  • Yellow or green discharge – Discharge from your cat’s eyes can vary in color and texture. If your cat’s eyes are producing yellow or green discharge, it could indicate an infection.
  • Cloudy or hazy eyes – This is a sign of a potential corneal ulcer or cataract. If your cat’s eyes seem cloudy or hazy, it’s important to have them checked by a veterinarian.
  • Red or inflamed eyes – Inflammation in and around the eye can indicate a variety of eye problems. Red or inflamed eyes may be a sign of conjunctivitis or uveitis.
  • Squinting or rubbing their eyes – If your cat is squinting or rubbing their eyes excessively, it’s a sign that their eyes could be irritated or painful. This could be caused by glaucoma or a foreign object in their eye.

If you notice any of these symptoms in your American Bobtail, it’s important to schedule an appointment with your veterinarian as soon as possible. Eye problems can progress quickly and cause permanent damage if left untreated. Your vet will be able to diagnose the problem and provide appropriate treatment to prevent further complications.

Redness or Swelling

One of the most common signs that your American Bobtail may have an eye problem is redness or swelling. If you notice your cat’s eye appears more red than usual or if the area around the eye is swollen, it’s important to schedule an appointment with your vet. This may be a sign of several conditions, such as conjunctivitis or uveitis, that require prompt treatment.

Here are some other signs to look out for that may accompany redness and swelling of the eye:

  • Tearing or Discharge: If your cat’s eye is producing more tears or discharge than usual, this can be a sign of an infection.
  • Squinting or Blinking: Your cat may squint or blink excessively if its eye is painful or uncomfortable.
  • Changes in Vision: As the eye becomes inflamed or swollen, your cat may experience changes in their vision, such as blurry or hazy vision.
  • Behavioral Changes: Your cat may also become more irritable or lethargic if they are experiencing discomfort or pain in their eye.

It’s important to monitor your American Bobtail’s behavior and habits closely and to seek out veterinary care if you suspect an eye issue. Ignoring these symptoms can lead to worsening conditions that could potentially lead to permanent vision loss or other complications.
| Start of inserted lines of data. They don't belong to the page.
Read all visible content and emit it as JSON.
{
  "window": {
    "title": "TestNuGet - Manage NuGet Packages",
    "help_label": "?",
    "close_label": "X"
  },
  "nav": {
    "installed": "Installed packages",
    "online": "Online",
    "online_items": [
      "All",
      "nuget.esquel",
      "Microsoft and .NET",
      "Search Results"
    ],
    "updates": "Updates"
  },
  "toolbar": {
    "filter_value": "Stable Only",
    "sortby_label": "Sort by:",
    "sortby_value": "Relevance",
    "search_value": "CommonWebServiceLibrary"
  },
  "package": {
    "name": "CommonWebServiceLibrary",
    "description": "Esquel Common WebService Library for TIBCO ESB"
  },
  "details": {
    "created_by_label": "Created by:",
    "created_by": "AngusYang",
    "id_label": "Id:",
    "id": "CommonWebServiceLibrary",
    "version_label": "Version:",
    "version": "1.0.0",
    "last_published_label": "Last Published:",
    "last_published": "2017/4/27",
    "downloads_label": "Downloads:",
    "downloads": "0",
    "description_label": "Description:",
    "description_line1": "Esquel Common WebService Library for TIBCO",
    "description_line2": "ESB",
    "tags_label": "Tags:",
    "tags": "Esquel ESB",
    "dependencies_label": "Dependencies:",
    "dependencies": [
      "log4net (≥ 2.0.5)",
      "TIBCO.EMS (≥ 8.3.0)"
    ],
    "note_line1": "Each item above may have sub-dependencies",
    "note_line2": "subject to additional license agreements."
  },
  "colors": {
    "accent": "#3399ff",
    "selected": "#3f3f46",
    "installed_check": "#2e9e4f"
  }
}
During your visit to the vet, they will examine your cat’s eye(s) and determine the underlying issue. They may perform tests such as a fluorescein stain to check for corneal ulcers or intraocular pressure tests to check for signs of glaucoma. Treatment options will depend on the severity of the condition and may include medications, eye drops, or surgery.

Remember that prevention is k